The goal of this study was to determine what effects pediatric primary care interventions, focused on promotion of positive parenting through reading aloud and play, have on the socioemotional development of toddlers from low-income, primarily immigrant households.
This randomized controlled trial included random assignment to 1 of 2 interventions (Video Interaction Project [VIP] or Building Blocks [BB]) or to a control group. Mother–newborn dyads were enrolled postpartum in an urban public hospital. In VIP, dyads met with an interventionist on days of well-child visits; the interventionist facilitated interactions in play and shared reading through provision of learning materials and review of videotaped parent–child interactions. In BB, parents were mailed parenting pamphlets and learning materials. This article analyzes socioemotional outcomes from 14 to 36 months for children in VIP and BB versus control.
A total of 463 dyads (69%) contributed data. Children in VIP scored higher than control on imitation/play and attention, and lower on separation distress, hyperactivity, and externalizing problems, with effect sizes ∼0.25 SD for the sample as a whole and ∼0.50 SD for families with additional psychosocial risks . Children in BB made greater gains in imitation/play compared with control.

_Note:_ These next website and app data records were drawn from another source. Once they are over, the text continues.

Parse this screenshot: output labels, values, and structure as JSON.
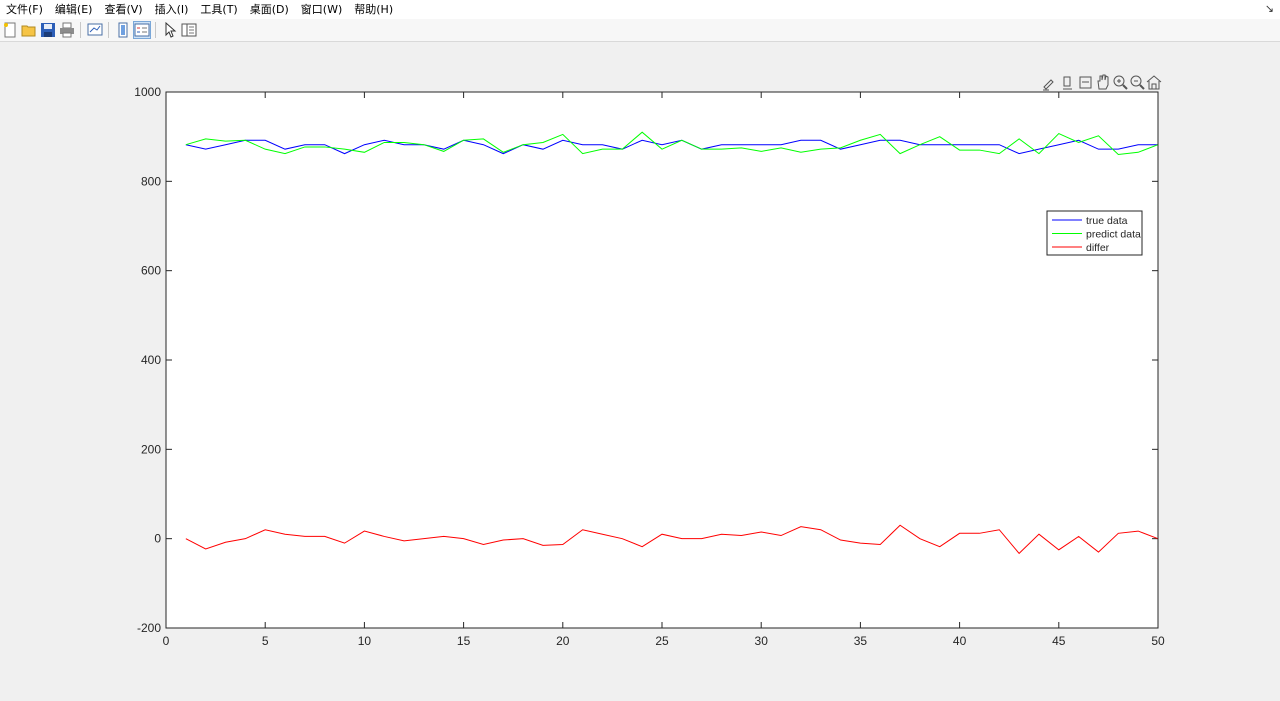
{
  "menu": {
    "items": [
      "文件(F)",
      "编辑(E)",
      "查看(V)",
      "插入(I)",
      "工具(T)",
      "桌面(D)",
      "窗口(W)",
      "帮助(H)"
    ],
    "corner_icon": "pin-arrow-icon"
  },
  "toolbar": {
    "buttons": [
      "new-figure-icon",
      "open-file-icon",
      "save-icon",
      "print-icon",
      "link-plot-icon",
      "insert-colorbar-icon",
      "insert-legend-icon",
      "select-arrow-icon",
      "plot-tools-icon"
    ]
  },
  "axes_toolbar": {
    "buttons": [
      "brush-icon",
      "data-tips-icon",
      "restore-view-icon",
      "pan-icon",
      "zoom-in-icon",
      "zoom-out-icon",
      "home-icon"
    ]
  },
  "chart_data": {
    "type": "line",
    "title": "",
    "xlabel": "",
    "ylabel": "",
    "xlim": [
      0,
      50
    ],
    "ylim": [
      -200,
      1000
    ],
    "xticks": [
      "0",
      "5",
      "10",
      "15",
      "20",
      "25",
      "30",
      "35",
      "40",
      "45",
      "50"
    ],
    "yticks": [
      "-200",
      "0",
      "200",
      "400",
      "600",
      "800",
      "1000"
    ],
    "legend_position": "right, upper",
    "grid": false,
    "x": [
      1,
      2,
      3,
      4,
      5,
      6,
      7,
      8,
      9,
      10,
      11,
      12,
      13,
      14,
      15,
      16,
      17,
      18,
      19,
      20,
      21,
      22,
      23,
      24,
      25,
      26,
      27,
      28,
      29,
      30,
      31,
      32,
      33,
      34,
      35,
      36,
      37,
      38,
      39,
      40,
      41,
      42,
      43,
      44,
      45,
      46,
      47,
      48,
      49,
      50
    ],
    "series": [
      {
        "name": "true data",
        "color": "#0000ff",
        "values": [
          882,
          872,
          882,
          892,
          892,
          872,
          882,
          882,
          862,
          882,
          892,
          882,
          882,
          872,
          892,
          882,
          862,
          882,
          872,
          892,
          882,
          882,
          872,
          892,
          882,
          892,
          872,
          882,
          882,
          882,
          882,
          892,
          892,
          872,
          882,
          892,
          892,
          882,
          882,
          882,
          882,
          882,
          862,
          872,
          882,
          892,
          872,
          872,
          882,
          882
        ]
      },
      {
        "name": "predict data",
        "color": "#00ff00",
        "values": [
          882,
          895,
          890,
          892,
          872,
          862,
          877,
          877,
          872,
          865,
          887,
          887,
          882,
          867,
          892,
          895,
          865,
          882,
          887,
          905,
          862,
          872,
          872,
          910,
          872,
          892,
          872,
          872,
          875,
          867,
          875,
          865,
          872,
          875,
          892,
          905,
          862,
          882,
          900,
          870,
          870,
          862,
          895,
          862,
          907,
          887,
          902,
          860,
          865,
          882
        ]
      },
      {
        "name": "differ",
        "color": "#ff0000",
        "values": [
          0,
          -23,
          -8,
          0,
          20,
          10,
          5,
          5,
          -10,
          17,
          5,
          -5,
          0,
          5,
          0,
          -13,
          -3,
          0,
          -15,
          -13,
          20,
          10,
          0,
          -18,
          10,
          0,
          0,
          10,
          7,
          15,
          7,
          27,
          20,
          -3,
          -10,
          -13,
          30,
          0,
          -18,
          12,
          12,
          20,
          -33,
          10,
          -25,
          5,
          -30,
          12,
          17,
          0
        ]
      }
    ]
  }
}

These findings support the efficacy of VIP, a preventive intervention targeting parent–child interactions, for enhancing socioemotional outcomes in low-income toddlers. Given the low cost and potential for scalability of primary care interventions, findings support expansion of pediatric-based parenting programs such as VIP for the primary prevention of socioemotional problems before school entry.